It was the last hour of the last day of what had been a grueling tax season: countless W-2s, 1099s, K-1s streaming across my desk as mindless and relentless as a horde of zombies. More than a handful of clients I'm convinced actually were zombies. But we were within sight of shore, and all that was left was to make one final sweep to be certain we hadn't missed anyone who needed a filing extension. I could almost taste that first celebratory beer as I rattled off name after name to my buddy Karl, who flipped through the master list, found the name and confirmed: "EXT." We paused only briefly for Karl to pop down to his office to check his email. When he came back, he had terrible news.
The words "bombs" and "Boston Marathon" took some time to settle into my brain. With all that was already up there clogging the network, words like refund and estimate and extension, numbers like 8879, 7004, 4868, there simply wasn't room for what those other words conjured. I shook my head and sighed and, half a beat later, read off the next name.
I'm not a runner.
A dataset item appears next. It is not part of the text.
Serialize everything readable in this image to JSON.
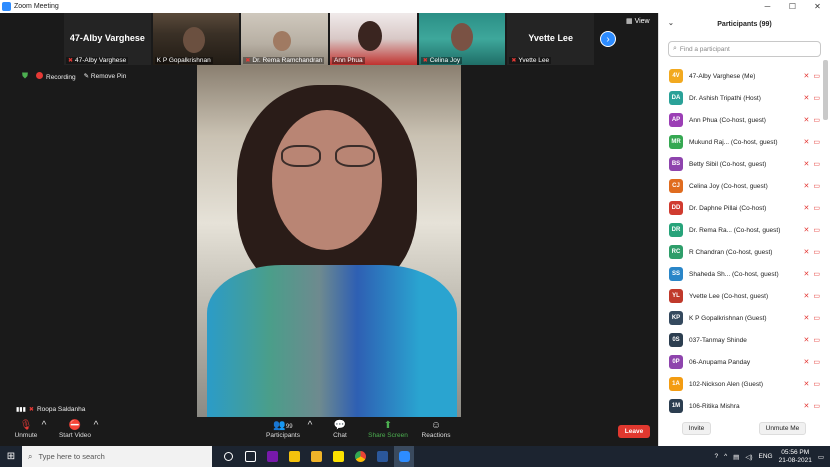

Not even in my younger days of perpetual sport did I ever aspire to tackle any distance greater than the section of left field I had to cover to track down a long fly ball, or the ninety feet from one base to the next. But I've known distance runners, and over the years I've seen the coverage at the finish lines, particularly of the Boston Marathon, watched the masters of the sport competing against each other, followed by the multitudes competing not necessarily against but for a panoply of reasons as broad and mysterious as the human heart can conceive. And always I am struck by the same thought: it is so very far to go, and so very hard to do.
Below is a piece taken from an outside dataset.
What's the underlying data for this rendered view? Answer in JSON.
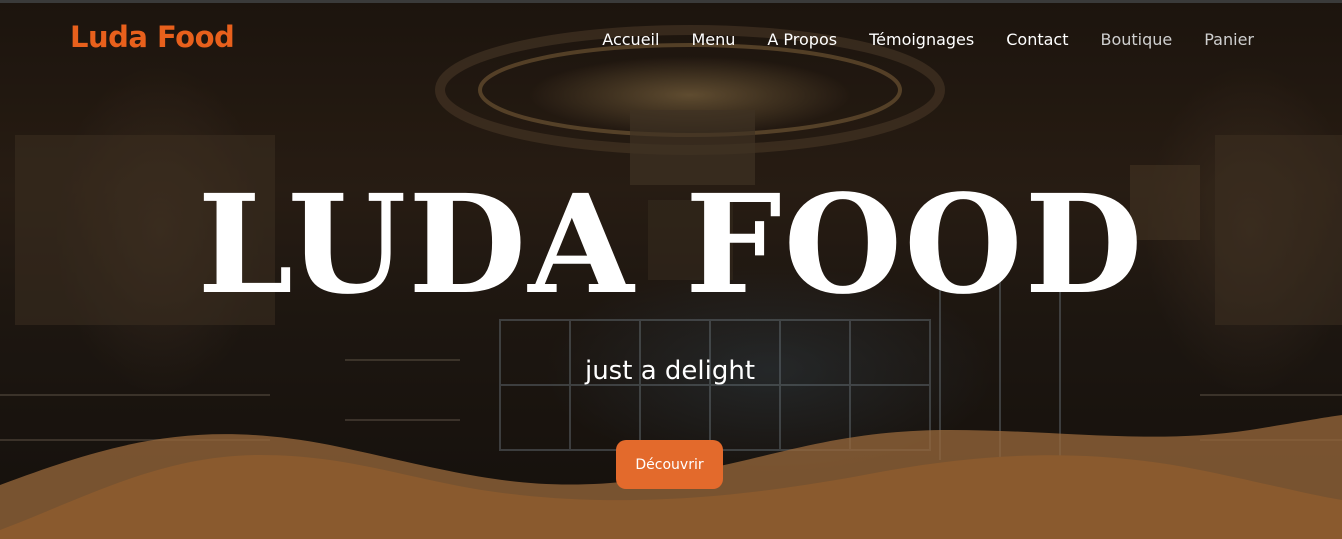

But this almost certainly wasn't about a foot race, was it? It was about thousands of people standing in one narrow corridor, cheering and laughing and celebrating a sense of achievement that is both singular and collective, on a bright beautiful day in a northeast city only recently thawed out from another arduous New England winter. An hour or so earlier the hometown team had walked off with a win in the ninth inning. It was Patriot's Day, that day set aside for denizens of Massachusetts and her formerly conjoined fraternal twin to the north to reflect on events that started in and around that very city and, ultimately, contributed to shaping a nation. It was a day replete with delight, leaving no room for thoughts of despair. Just happy, sun-warmed people of all ages, stacked six, ten, a dozen deep all along the sidewalks.
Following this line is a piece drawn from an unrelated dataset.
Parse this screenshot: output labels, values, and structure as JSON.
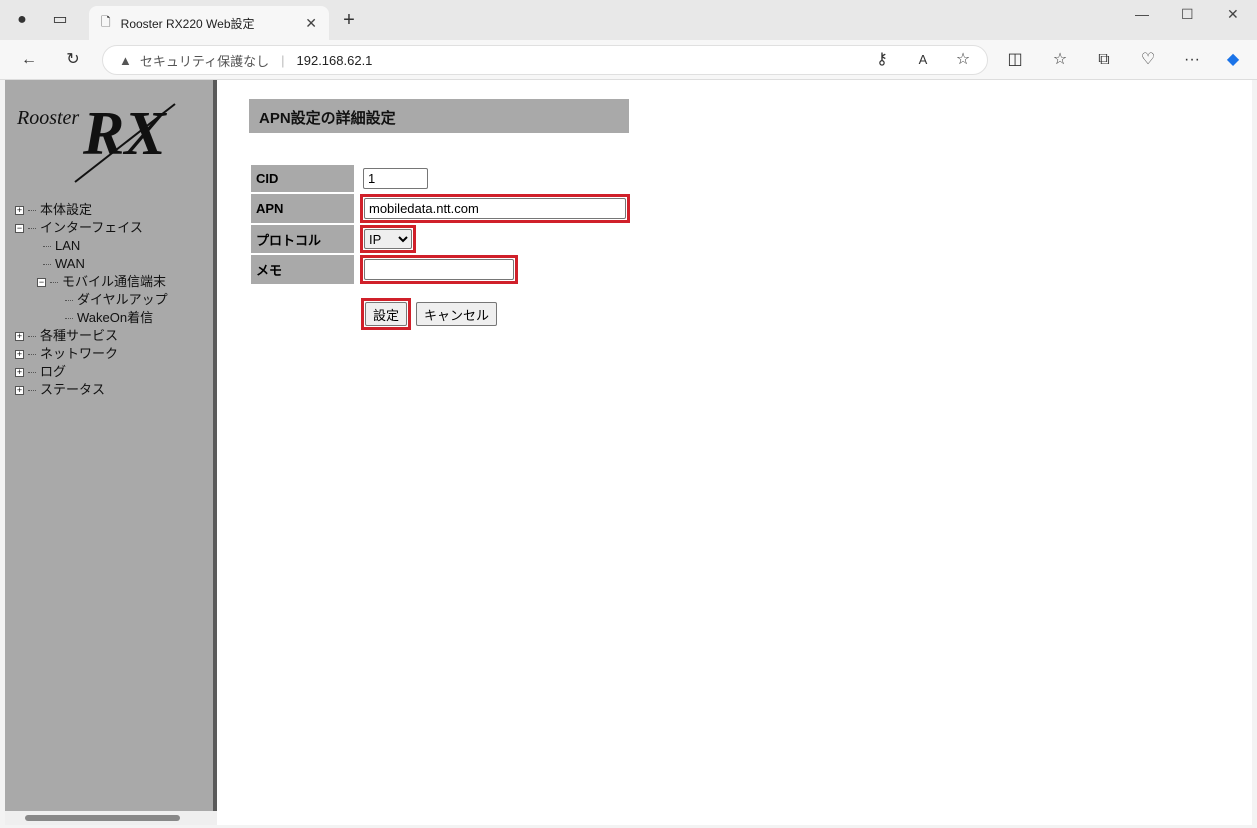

I've read and watched and listened to the coverage. I've seen the faces of the maimed, of the brave, of the stunned, and in my mind, suspended just below the outrage and the sorrow, flickering like a faulty fluorescent bulb, lies that sickening, maddening feeling of deja vu. It's Oklahoma City and Columbine and 9/11 and Aurora and Newtown and on and on and on and on. It is someone who doesn't know your name, has never looked into your eyes or so much as said hello, strolling away down the street, having left a satchel full of gunpowder and ball-bearings behind to blow off the leg of a five-year-old girl, and kill that little girl's eight-year-old brother. What politics, theology, or philosophy could ever reconcile the intent with that result?
Of course, when something like this happens, all we ever have are the questions. We hear them phrased every which way, these questions that beg to understand how it's possible for any one man's humanity to burn down to nothing but a coal-black cinder, leaving him utterly indifferent to the humanity of others. In the end those questions can all be distilled into that remarkably short but most densely fraught of all questions: why? And I, as I'm sure are so many of you, am so terribly, terribly tired of why.